How to Prevent AI Bias From Creeping Into Your Insights
As much as we might like to imagine that artificial intelligence acts as a neutral system, making decisions based purely on objective data, the truth is that this technology can be just as susceptible to bias as the people who train it. Understanding this capacity for bias — and how to account for it — is critical for any business that expects to deliver on AI’s real potential and avoid its potential pitfalls.
How Does AI Bias Happen, and Why Should Businesses Care?
There are a number of ways bias insinuates itself into AI. Inherent biases from historical data, for instance, commonly make their way into AI’s output. Even if the underlying data is free of inherent bias, however, it can still fail to represent specific segments of the population, resulting in incorrect information that can be detrimental to both businesses and consumers.
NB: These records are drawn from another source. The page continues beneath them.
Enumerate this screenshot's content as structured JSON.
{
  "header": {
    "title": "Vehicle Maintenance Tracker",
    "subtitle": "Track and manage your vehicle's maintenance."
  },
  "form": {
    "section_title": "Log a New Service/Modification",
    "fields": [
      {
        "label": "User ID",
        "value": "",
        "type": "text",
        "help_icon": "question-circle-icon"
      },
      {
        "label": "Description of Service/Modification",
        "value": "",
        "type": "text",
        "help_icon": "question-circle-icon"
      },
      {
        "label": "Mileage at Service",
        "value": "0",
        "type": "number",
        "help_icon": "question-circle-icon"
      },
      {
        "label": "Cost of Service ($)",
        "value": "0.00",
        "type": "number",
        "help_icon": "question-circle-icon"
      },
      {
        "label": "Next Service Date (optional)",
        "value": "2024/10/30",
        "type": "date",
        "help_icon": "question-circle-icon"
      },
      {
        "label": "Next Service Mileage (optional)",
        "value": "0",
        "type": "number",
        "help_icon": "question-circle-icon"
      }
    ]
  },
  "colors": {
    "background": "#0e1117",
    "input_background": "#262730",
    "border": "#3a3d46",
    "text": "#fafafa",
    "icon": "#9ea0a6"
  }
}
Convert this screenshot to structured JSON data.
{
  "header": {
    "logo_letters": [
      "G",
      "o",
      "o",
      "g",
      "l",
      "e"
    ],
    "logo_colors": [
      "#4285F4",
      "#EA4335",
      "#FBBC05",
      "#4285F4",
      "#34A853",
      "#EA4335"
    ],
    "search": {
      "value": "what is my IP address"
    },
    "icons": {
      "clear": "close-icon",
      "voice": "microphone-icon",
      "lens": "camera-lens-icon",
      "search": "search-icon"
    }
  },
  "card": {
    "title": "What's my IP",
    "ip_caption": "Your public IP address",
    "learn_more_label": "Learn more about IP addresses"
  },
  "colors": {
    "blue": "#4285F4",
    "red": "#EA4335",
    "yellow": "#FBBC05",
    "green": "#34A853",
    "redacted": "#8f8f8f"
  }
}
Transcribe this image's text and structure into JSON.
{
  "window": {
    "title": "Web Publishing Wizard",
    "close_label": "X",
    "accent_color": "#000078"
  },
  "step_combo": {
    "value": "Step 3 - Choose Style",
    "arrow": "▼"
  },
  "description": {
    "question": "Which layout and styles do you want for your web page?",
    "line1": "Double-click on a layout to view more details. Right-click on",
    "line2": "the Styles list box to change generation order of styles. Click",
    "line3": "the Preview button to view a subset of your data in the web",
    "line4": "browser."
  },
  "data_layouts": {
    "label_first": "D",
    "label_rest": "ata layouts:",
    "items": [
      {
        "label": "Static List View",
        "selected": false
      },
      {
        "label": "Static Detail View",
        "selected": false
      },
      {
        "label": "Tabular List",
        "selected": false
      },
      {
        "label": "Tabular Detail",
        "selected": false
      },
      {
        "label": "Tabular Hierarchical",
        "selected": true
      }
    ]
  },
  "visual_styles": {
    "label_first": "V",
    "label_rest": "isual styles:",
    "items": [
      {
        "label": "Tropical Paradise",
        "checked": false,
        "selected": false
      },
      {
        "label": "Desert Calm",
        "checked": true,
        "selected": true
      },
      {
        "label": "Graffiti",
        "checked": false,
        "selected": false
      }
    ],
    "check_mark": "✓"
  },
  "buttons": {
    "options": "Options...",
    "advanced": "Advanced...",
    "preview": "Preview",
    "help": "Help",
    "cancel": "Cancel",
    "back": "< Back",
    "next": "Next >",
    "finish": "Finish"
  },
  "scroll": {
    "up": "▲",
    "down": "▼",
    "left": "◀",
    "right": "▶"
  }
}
Data isn’t the only way bias creeps in. It can also come from the people responsible for the systems and models that lead to AI’s insights. Predispositions from data engineers often lead to confirmation bias in AI, where the systems favor evidence that confirms a conclusion already made by the designers rather than looking at everything as objectively as possible. Errors in the way data is collected or measured can also lead to AI subjectively weighing certain data more than others, ultimately skewing the results.
Left unchecked, these biases lead to inaccurate insights and reinforced stereotypes that can cause real harm to organizations and the people they’re attempting to serve. From a business perspective, incorrect predictions or assessments have financial repercussions, such as misallocating resources or targeting the wrong market segments. In addition, business decisions based on biased insights can lead to serious reputational damage and mistrust from customers.
On the consumer side, AI-driven chatbots have been known to offer incorrect and biased information, while facial recognition technology has a well-documented history of poor performance with people with darker skin tones. AI algorithms that aren’t corrected for bias, meanwhile, have been responsible for discrimination on the basis of gender and race in hiring and lending. Even healthcare isn’t immune: In the past, AI has been less likely to recommend additional medical care for Black patients than for white patients, despite having the same health conditions.
In other words, the impact of bias in AI is very real. Though AI has the potential to revolutionize decision-making by providing rapid and data-driven insights, organizations must be aware of its biases and actively work to mitigate them. If they don’t, then they should continue to expect unfair decisions, financial losses, and significant reputational damage.
How to Prevent AI Bias
We hope it’s clear by now why bias in AI needs to be managed. Now, it’s just a matter of figuring out how to prevent AI bias. Here are seven steps that you can take to improve your company’s AI bias detection and prevention efforts:
1. Diversify your data.
Ensure that the data you collect represents all relevant groups, especially those that tend to be underrepresented. In order to compensate for any deficiency, you may need to generate synthetic samples or use techniques such as stratified sampling, resampling, or reweighting.
2. Build a diverse team.
One of the best ways to ensure your data is properly representing every relevant demographic is to have a team that comes from varied backgrounds and perspectives. Diverse teams are more likely to spot biases that might be missed by less heterogeneous groups.
3. Audit and review
Regularly audit your data for potential biases. Use statistical tests and visualization tools to identify any anomalies or skewed distributions. Consider third-party audits for a truly unbiased review. You can also set up automated tools and software designed to detect and highlight biases in datasets, flagging potential areas of concern for you to review.
4. Encourage transparency.
Whenever possible, use transparent and open data sources. Make sure, too, to document all steps of the data collection and preprocessing stages. Knowing where data comes from and how it’s collected can provide insights into potential biases. Transparency can also help you better understand the historical context of the data. If you can see that the data reflects historical biases, then you can consider ways to adjust.
5. Continuously monitor the process.
Bias detection and mitigation are not one-off tasks. Continuously monitor data and your models for biases. As new data comes in or the external environment changes, so will the steps you need to take to eliminate bias.
6. Create a feedback loop.
Establish mechanisms to gather feedback on data-driven decisions. This can help identify cases where biased data might have influenced a decision. In that same vein, train staff on the importance of unbiased data and the risks associated with biased decision-making. That way, they know what to look for.
7. Engage with stakeholders.
Connect with people invested in your business, especially those from underrepresented groups. This will help you better understand others’ concerns and perspectives when it comes to data collection and usage. With their input, you can then establish ethical guidelines. This can serve as a framework for ensuring fairness and transparency in all your data-driven activities and can help pave the way for more ethical AI.